Alex Painter, web performance consultant at NCC Group, runs through some ‘quick wins’ on how travel sites can cope with extra traffic during busy booking periods or sales.
When you have done all the groundwork in planning every single detail of a summer holiday sale, the last thing you want to suffer is downtime during peaks in traffic. If you found that your website struggled last year during a promotion, you don’t want the same thing to happen again this year.
If you have time, you should be engaged in carefully constructed cycles of website performance testing, optimisation and retesting to understand how your site will behave during the peak.

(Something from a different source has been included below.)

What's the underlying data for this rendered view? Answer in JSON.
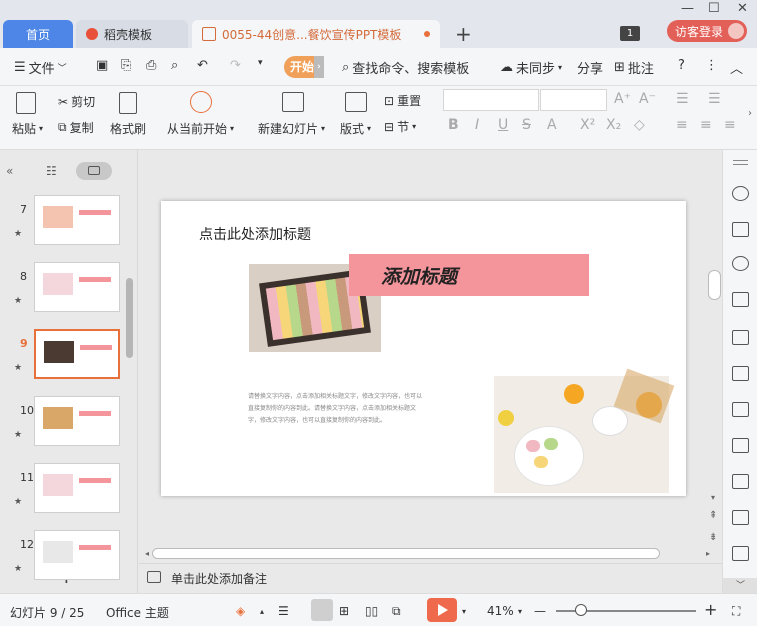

But maybe you’re too late, and the busy period is already upon you. Or maybe your capacity planning has let you down. If so, there may be a few quick fixes to help you deliver a fast, reliable ecommerce site when you need it the most.

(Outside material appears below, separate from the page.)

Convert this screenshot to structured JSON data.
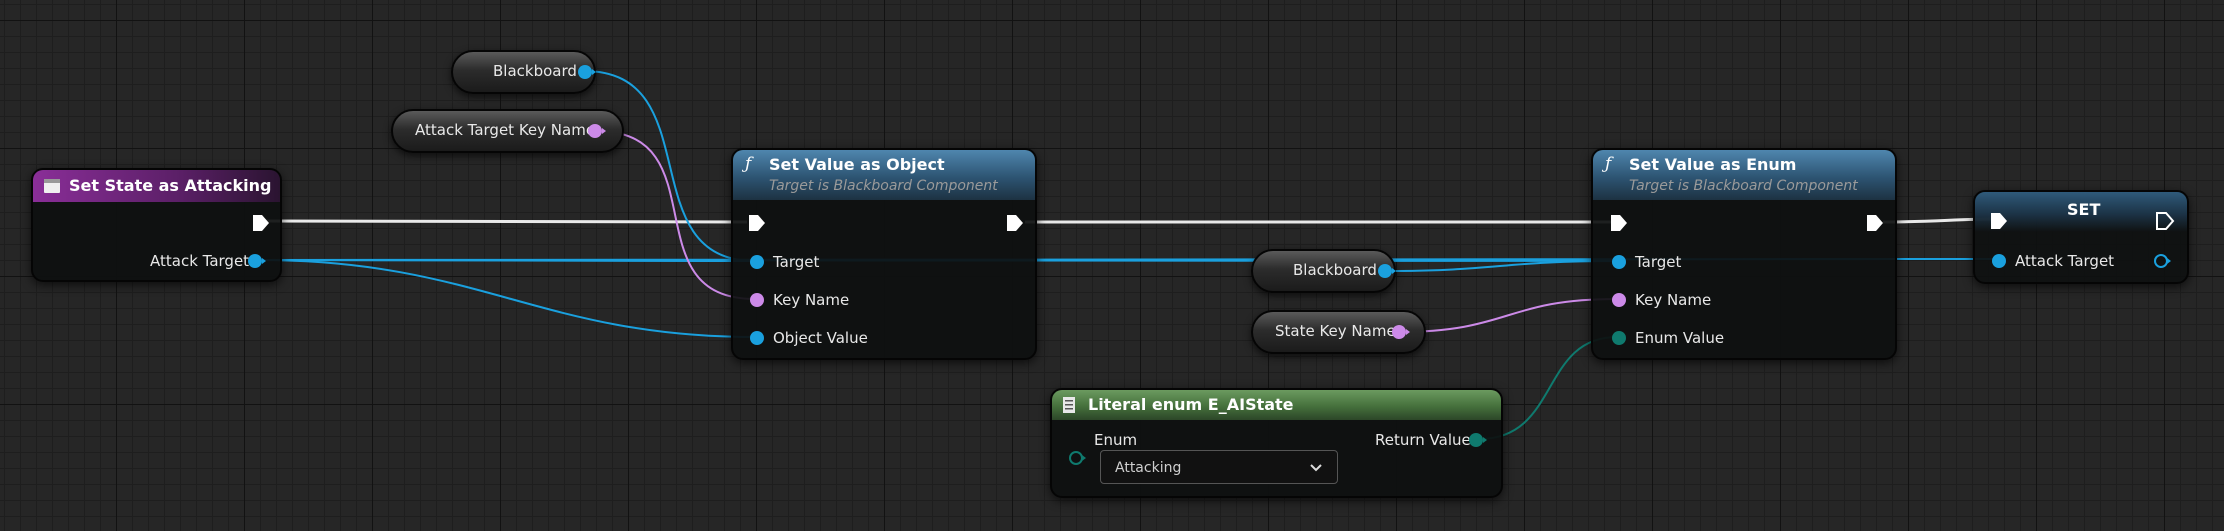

- Check for and remove single points of failure (SPOFs)
Even though you may be confident that your website can handle the influx of discount-hungry holidaymakers racing to get the best deals, one of your greatest weaknesses can lie in other people’s content.
- Optimise the biggest images on your busiest pages
Sales promotions are often image-heavy, especially when you’re looking to capture holidaymakers with glorious images of hotels, attractions and different destinations. The only problem is that image files for this content are often far bigger than they need to be. As a result, visitors can experience longer loading times just when your website should be at its fastest. The extra traffic at peak times will only make matters worse. Auditing each image may take some time. Therefore, a quick option would be to run through your upcoming promotional ads and hero images to make sure they’re as optimised as they can be.
- Make sure static assets have long cache lifetimes
Reducing the number of requests for different resources on your site is one way to minimise the impact of peaks in traffic. And one way to do this is to make sure files that don’t change very often, such as images and style sheets, can be cached. Most of us are aware of the cache on our own web browser, but there are also various other opportunities for your content to be cached between your web server and the end user. Get it right, and visitors will only have to download your summer holiday graphic once.
It’s also worth double checking your cache setting to ensure your content delivery network (CDN) is fully optimised.
- Remove non-essential content
Redundant content is a surprisingly common cause of slow and unresponsive websites. New features tend to be added more frequently than unused features are removed, slowing ratcheting up the number of unused scripts and styles. Or code that’s needed on just a handful of pages may be loaded on every page.
When time is limited, a full audit of your site or even just the most important pages will mostly likely be out of the question. However, just a brief check of the source code could reveal large volumes of content that can be removed.
There’s no substitute for testing, optimising and retesting your website weeks (or even months) in advance of a big promotion. But the timing and scale of peaks for travel agents and operators aren’t always completely predictable.
So if you are in need of some quick wins, these tips are the simplest steps you can take to help prevent downtime and make your website faster when you have a sale on.